WHAT THE TASK REQUIRES:
The entries are to be written out again with no differences.

____________________

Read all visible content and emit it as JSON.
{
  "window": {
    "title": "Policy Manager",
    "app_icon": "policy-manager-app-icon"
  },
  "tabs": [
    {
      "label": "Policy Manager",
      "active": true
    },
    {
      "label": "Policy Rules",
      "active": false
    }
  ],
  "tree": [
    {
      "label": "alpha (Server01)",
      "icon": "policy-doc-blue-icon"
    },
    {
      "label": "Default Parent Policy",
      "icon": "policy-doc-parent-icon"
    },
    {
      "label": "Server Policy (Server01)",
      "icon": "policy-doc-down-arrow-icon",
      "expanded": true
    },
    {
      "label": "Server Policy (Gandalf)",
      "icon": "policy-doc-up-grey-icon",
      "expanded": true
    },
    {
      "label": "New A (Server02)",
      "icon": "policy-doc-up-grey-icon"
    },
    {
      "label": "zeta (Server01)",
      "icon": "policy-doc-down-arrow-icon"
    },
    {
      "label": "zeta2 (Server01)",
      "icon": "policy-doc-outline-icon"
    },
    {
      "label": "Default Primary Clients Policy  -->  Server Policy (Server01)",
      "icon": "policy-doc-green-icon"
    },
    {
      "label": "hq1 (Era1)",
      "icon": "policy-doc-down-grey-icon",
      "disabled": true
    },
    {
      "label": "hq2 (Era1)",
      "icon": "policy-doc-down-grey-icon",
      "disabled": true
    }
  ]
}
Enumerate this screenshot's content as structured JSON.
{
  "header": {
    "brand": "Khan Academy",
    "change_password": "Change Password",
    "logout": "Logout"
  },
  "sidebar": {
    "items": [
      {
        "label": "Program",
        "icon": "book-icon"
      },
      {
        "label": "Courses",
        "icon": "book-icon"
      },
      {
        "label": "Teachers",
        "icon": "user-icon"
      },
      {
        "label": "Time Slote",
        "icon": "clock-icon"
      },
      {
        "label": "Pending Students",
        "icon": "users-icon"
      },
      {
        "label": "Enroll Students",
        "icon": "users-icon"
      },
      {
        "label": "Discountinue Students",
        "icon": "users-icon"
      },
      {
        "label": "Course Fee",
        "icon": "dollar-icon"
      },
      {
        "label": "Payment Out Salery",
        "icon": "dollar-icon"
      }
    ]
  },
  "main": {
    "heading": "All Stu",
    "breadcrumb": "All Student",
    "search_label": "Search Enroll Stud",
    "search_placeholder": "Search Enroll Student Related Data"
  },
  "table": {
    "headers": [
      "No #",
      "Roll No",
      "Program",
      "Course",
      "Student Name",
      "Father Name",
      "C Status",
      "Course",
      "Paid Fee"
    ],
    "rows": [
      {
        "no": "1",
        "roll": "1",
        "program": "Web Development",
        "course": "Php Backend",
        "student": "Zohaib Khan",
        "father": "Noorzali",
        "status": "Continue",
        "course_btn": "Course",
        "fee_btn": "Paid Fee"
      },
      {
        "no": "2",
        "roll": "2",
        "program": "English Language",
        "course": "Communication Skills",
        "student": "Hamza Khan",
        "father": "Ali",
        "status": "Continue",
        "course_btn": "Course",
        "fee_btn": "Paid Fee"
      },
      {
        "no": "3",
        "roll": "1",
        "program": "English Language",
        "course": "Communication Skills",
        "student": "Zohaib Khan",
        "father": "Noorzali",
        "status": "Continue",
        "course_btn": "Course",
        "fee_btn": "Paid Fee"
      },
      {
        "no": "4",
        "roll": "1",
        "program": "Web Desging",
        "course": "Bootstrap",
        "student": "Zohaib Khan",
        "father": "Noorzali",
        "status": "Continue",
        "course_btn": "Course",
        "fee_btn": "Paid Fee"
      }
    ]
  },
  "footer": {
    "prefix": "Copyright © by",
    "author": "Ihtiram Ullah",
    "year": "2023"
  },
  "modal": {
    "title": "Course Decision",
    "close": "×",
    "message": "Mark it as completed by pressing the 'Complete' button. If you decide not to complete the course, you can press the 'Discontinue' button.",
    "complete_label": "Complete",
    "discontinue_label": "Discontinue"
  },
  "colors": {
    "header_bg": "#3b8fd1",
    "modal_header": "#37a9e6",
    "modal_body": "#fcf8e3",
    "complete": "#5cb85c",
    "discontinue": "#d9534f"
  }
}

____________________

ANSWER SPACE:
Read all visible content and emit it as JSON.
{
  "window": {
    "title": "Policy Manager",
    "app_icon": "policy-manager-app-icon"
  },
  "tabs": [
    {
      "label": "Policy Manager",
      "active": true
    },
    {
      "label": "Policy Rules",
      "active": false
    }
  ],
  "tree": [
    {
      "label": "alpha (Server01)",
      "icon": "policy-doc-blue-icon"
    },
    {
      "label": "Default Parent Policy",
      "icon": "policy-doc-parent-icon"
    },
    {
      "label": "Server Policy (Server01)",
      "icon": "policy-doc-down-arrow-icon",
      "expanded": true
    },
    {
      "label": "Server Policy (Gandalf)",
      "icon": "policy-doc-up-grey-icon",
      "expanded": true
    },
    {
      "label": "New A (Server02)",
      "icon": "policy-doc-up-grey-icon"
    },
    {
      "label": "zeta (Server01)",
      "icon": "policy-doc-down-arrow-icon"
    },
    {
      "label": "zeta2 (Server01)",
      "icon": "policy-doc-outline-icon"
    },
    {
      "label": "Default Primary Clients Policy  -->  Server Policy (Server01)",
      "icon": "policy-doc-green-icon"
    },
    {
      "label": "hq1 (Era1)",
      "icon": "policy-doc-down-grey-icon",
      "disabled": true
    },
    {
      "label": "hq2 (Era1)",
      "icon": "policy-doc-down-grey-icon",
      "disabled": true
    }
  ]
}
Enumerate this screenshot's content as structured JSON.
{
  "header": {
    "brand": "Khan Academy",
    "change_password": "Change Password",
    "logout": "Logout"
  },
  "sidebar": {
    "items": [
      {
        "label": "Program",
        "icon": "book-icon"
      },
      {
        "label": "Courses",
        "icon": "book-icon"
      },
      {
        "label": "Teachers",
        "icon": "user-icon"
      },
      {
        "label": "Time Slote",
        "icon": "clock-icon"
      },
      {
        "label": "Pending Students",
        "icon": "users-icon"
      },
      {
        "label": "Enroll Students",
        "icon": "users-icon"
      },
      {
        "label": "Discountinue Students",
        "icon": "users-icon"
      },
      {
        "label": "Course Fee",
        "icon": "dollar-icon"
      },
      {
        "label": "Payment Out Salery",
        "icon": "dollar-icon"
      }
    ]
  },
  "main": {
    "heading": "All Stu",
    "breadcrumb": "All Student",
    "search_label": "Search Enroll Stud",
    "search_placeholder": "Search Enroll Student Related Data"
  },
  "table": {
    "headers": [
      "No #",
      "Roll No",
      "Program",
      "Course",
      "Student Name",
      "Father Name",
      "C Status",
      "Course",
      "Paid Fee"
    ],
    "rows": [
      {
        "no": "1",
        "roll": "1",
        "program": "Web Development",
        "course": "Php Backend",
        "student": "Zohaib Khan",
        "father": "Noorzali",
        "status": "Continue",
        "course_btn": "Course",
        "fee_btn": "Paid Fee"
      },
      {
        "no": "2",
        "roll": "2",
        "program": "English Language",
        "course": "Communication Skills",
        "student": "Hamza Khan",
        "father": "Ali",
        "status": "Continue",
        "course_btn": "Course",
        "fee_btn": "Paid Fee"
      },
      {
        "no": "3",
        "roll": "1",
        "program": "English Language",
        "course": "Communication Skills",
        "student": "Zohaib Khan",
        "father": "Noorzali",
        "status": "Continue",
        "course_btn": "Course",
        "fee_btn": "Paid Fee"
      },
      {
        "no": "4",
        "roll": "1",
        "program": "Web Desging",
        "course": "Bootstrap",
        "student": "Zohaib Khan",
        "father": "Noorzali",
        "status": "Continue",
        "course_btn": "Course",
        "fee_btn": "Paid Fee"
      }
    ]
  },
  "footer": {
    "prefix": "Copyright © by",
    "author": "Ihtiram Ullah",
    "year": "2023"
  },
  "modal": {
    "title": "Course Decision",
    "close": "×",
    "message": "Mark it as completed by pressing the 'Complete' button. If you decide not to complete the course, you can press the 'Discontinue' button.",
    "complete_label": "Complete",
    "discontinue_label": "Discontinue"
  },
  "colors": {
    "header_bg": "#3b8fd1",
    "modal_header": "#37a9e6",
    "modal_body": "#fcf8e3",
    "complete": "#5cb85c",
    "discontinue": "#d9534f"
  }
}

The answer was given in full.